By Mr. Birendra Khati
Kathmandu is a city located in the heart of Nepal, the home of Everest. The city is bustling with life and you find people roaming around at all times of the day. The summers are pleasant but the winters are extremely cold here. The city, like all other metropolitan cities, suffers from universal traffic problems. At the peak hour, the city is drowned by the noise of the honks of the vehicles. Amidst this chaos, one can still come to terms with peace and tranquillity in this realm of Lord Pashupati, the Lord of all Pashus or animals, who resides in the temple nearby. The temple serves as an oasis in the vast desert of troubles of life, providing much needed relief to all the suffering souls from time immemorial.
The atmosphere of the temple is serene-abound with devotion. Just behind the temple, river Baghmati flows calmly, getting sanctified by passing through the premises of the Lord. The river is construed as the one absorbing all sorrows and sufferings of those who come by it, and rejuvenate their souls with infinite cosmic energy. The Ghats of the river serve as a crematorium for the ones who have departed to the eternal abode of Pashupati. On any day, you would find funeral pyres lit and people mourning the loss of their loved ones. The divine fire of the pyre returns all the elements of the deceased’s body to Mother Nature, eventually returning everything to the soil. This recycling process continues everyday; so does the cycle of births and deaths.
In the evenings, an Aarti is performed on the Ghats of the river. This ceremony is performed to express gratitude to the benevolent river. Though this event takes place every day, each day gives a unique feeling- watching the resplendence of lamps merge in the picturesque background of the river and the sun rays. The locals participate in the event with full enthusiasm. On special occasions, a classical dance performance is organized for the enjoyment of the audience. I was blessed with one such performance. It was the month of the November and weather was chilling cold. After offering obeisance at the feet of the Lord, I hurried to the back of the temple to inquire about the source of music. As I reached the Ghats, I saw at least three pyres lit. The fire was clearly visible under the darkness of the night. Just at a distance of a few meters from one of the pyre and on the opposite bank, a female artist was performing a classical dance. There was no stage per se. The seating arrangement on the banks was in the form of flat rocks similar to the arrangement in the sports stadium, descending at regular intervals. You would have to climb down these giant steps to reach the river. The artist danced on one of these flat rocks to the music of the drums provided by the other artist nearby.

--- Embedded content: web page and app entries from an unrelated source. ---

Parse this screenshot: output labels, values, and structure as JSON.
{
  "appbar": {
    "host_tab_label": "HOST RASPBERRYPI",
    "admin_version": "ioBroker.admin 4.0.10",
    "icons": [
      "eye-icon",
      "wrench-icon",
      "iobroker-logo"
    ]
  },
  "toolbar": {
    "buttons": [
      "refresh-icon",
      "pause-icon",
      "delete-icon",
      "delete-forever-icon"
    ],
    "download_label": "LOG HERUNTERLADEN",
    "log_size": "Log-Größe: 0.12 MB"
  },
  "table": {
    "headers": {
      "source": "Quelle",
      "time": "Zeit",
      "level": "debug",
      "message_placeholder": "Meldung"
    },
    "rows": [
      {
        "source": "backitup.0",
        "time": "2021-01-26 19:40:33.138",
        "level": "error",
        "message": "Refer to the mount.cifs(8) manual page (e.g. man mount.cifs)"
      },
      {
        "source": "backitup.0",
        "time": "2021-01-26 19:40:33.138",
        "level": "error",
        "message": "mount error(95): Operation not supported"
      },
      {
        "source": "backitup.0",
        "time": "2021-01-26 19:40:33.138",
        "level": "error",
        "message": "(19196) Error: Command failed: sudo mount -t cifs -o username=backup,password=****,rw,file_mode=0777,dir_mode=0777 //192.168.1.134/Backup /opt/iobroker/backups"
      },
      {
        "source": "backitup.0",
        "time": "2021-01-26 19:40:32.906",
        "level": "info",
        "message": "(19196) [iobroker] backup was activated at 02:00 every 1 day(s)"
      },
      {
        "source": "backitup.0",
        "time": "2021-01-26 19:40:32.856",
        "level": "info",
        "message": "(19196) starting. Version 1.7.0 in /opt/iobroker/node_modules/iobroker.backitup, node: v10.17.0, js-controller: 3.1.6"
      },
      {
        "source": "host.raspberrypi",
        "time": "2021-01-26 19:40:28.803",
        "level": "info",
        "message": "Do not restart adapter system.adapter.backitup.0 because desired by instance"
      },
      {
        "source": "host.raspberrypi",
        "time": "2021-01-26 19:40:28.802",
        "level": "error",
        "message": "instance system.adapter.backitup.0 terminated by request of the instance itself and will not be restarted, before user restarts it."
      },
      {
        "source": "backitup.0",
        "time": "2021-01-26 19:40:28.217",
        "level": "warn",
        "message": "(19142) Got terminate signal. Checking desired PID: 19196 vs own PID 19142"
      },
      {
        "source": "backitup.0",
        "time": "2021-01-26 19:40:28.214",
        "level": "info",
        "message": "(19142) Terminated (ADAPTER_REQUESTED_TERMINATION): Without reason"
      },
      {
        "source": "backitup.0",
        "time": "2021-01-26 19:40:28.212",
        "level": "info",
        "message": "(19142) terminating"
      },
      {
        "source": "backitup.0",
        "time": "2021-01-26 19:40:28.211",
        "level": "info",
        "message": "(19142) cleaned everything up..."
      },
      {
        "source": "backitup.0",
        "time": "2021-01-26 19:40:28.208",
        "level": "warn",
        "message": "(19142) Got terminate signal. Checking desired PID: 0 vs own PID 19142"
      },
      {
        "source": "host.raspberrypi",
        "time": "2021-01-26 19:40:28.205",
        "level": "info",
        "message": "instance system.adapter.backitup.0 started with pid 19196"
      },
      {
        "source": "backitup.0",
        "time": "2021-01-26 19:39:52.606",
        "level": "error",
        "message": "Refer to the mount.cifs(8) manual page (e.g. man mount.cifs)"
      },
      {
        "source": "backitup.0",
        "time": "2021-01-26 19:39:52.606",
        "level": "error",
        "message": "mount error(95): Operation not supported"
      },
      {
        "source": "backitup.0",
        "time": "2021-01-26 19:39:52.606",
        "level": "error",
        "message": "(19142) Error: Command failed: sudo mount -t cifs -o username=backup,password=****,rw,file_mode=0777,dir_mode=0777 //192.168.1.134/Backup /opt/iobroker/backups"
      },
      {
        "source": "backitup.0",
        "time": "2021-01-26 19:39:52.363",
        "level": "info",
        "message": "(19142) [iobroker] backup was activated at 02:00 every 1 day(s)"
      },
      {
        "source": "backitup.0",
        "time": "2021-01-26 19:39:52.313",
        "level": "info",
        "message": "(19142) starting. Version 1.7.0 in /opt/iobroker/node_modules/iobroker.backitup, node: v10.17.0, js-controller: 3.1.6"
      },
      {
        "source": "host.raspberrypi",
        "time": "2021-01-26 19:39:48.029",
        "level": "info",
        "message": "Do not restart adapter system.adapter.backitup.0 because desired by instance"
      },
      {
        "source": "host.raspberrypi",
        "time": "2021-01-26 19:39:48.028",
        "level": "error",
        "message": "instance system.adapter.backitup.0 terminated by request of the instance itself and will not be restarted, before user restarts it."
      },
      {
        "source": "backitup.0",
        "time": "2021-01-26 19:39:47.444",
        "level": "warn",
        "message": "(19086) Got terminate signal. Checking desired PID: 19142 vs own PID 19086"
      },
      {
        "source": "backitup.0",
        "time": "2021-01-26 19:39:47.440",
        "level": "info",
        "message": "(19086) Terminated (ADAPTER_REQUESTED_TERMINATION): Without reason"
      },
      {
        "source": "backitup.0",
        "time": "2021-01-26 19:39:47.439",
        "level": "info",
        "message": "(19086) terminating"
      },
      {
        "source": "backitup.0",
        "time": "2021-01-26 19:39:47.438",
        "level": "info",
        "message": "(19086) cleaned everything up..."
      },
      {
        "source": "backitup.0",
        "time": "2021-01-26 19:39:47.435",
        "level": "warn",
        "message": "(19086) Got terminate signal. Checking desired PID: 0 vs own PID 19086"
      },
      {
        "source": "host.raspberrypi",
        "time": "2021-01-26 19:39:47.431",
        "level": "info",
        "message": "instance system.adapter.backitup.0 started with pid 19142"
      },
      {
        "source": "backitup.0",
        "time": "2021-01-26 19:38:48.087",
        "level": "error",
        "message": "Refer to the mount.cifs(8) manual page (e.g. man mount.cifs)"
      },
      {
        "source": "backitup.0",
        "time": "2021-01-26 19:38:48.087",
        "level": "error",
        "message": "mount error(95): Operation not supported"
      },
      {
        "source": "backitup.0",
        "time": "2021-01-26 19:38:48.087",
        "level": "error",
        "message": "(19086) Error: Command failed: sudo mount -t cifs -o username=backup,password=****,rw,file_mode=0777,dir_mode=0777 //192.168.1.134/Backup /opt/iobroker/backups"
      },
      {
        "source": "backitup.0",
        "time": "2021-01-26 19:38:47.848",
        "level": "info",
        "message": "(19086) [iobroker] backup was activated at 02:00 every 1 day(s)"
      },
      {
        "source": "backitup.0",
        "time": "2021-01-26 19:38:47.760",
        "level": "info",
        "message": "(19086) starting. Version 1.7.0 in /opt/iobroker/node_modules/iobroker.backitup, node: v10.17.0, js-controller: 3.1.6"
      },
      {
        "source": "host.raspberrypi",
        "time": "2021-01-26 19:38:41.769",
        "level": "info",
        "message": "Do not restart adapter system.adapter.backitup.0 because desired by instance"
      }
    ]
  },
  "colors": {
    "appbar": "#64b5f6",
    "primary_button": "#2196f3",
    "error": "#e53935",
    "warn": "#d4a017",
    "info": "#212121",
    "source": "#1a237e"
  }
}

While attending the dance show, initially I could not concentrate on the performance owing to the mourning taking place simultaneously in the crematorium, which was adjacent to the dance venue. I was surprised at how the dancer was unaffected by all the wailing and the burning pyres. Her performance was untouched by the grief of the relatives of the deceased. The dancer continued to perform with a poise that was out of this world. She appeared to be present in a world of her own while presenting her dance moves aesthetically to the beats of the drum.
To have a better view of the performance, I just moved a few steps away from the pyre and towards the music. There was a small crowd of around hundred people, with their eyes glued to the artist. The dancer’s gentle movements, beautiful facial expressions, and rhythmic steps combined with the sweet music of drums captivated the hearts of the audience. The dancer carried the audience to the celestial sphere through her performance. The audience was completely spellbound and unaware of anything else in the world. The time happened to freeze for those few moments, as if Lord Pashupati himself was performing the cosmic dance of creation. Only after the performance ended did we realize that we were back to this world.
On my way back home, I was wondering deep in thoughts of how contrasting the beautiful dance performance was with the grief of the people mourning just beside the river, where the performance was organized. It is an irony that extreme joy and extreme sorrow can coexist at the same place at the same time. Unaware of where we have come from or where we go, we dance to the tunes of our destiny till our last breath without any control. Compared to the billions of years of evolution in the planet, our existence is actually a speck of dust in the large cosmos. Still, most human beings are preoccupied with the thoughts of the material world built around themselves. They are lost in the maze of materialism and the never ending pursuit of maximizing ‘wealth’, which in fact cannot lead to a permanent blissful state. As even when millions of desires are met by this wealth, a million more are waiting in the pipeline to be fulfilled. The complete journey feels like a never ending dream. All questions pertaining to the whereabouts of the traveller and his destination look like a mystery. And this eternal mystery finds its answer in the cosmic play of Lord Pashupati where many parallel worlds peacefully coexist simultaneously, highlighting the temporary nature of existence.
The author is Deputy Manager at Bharat Electronics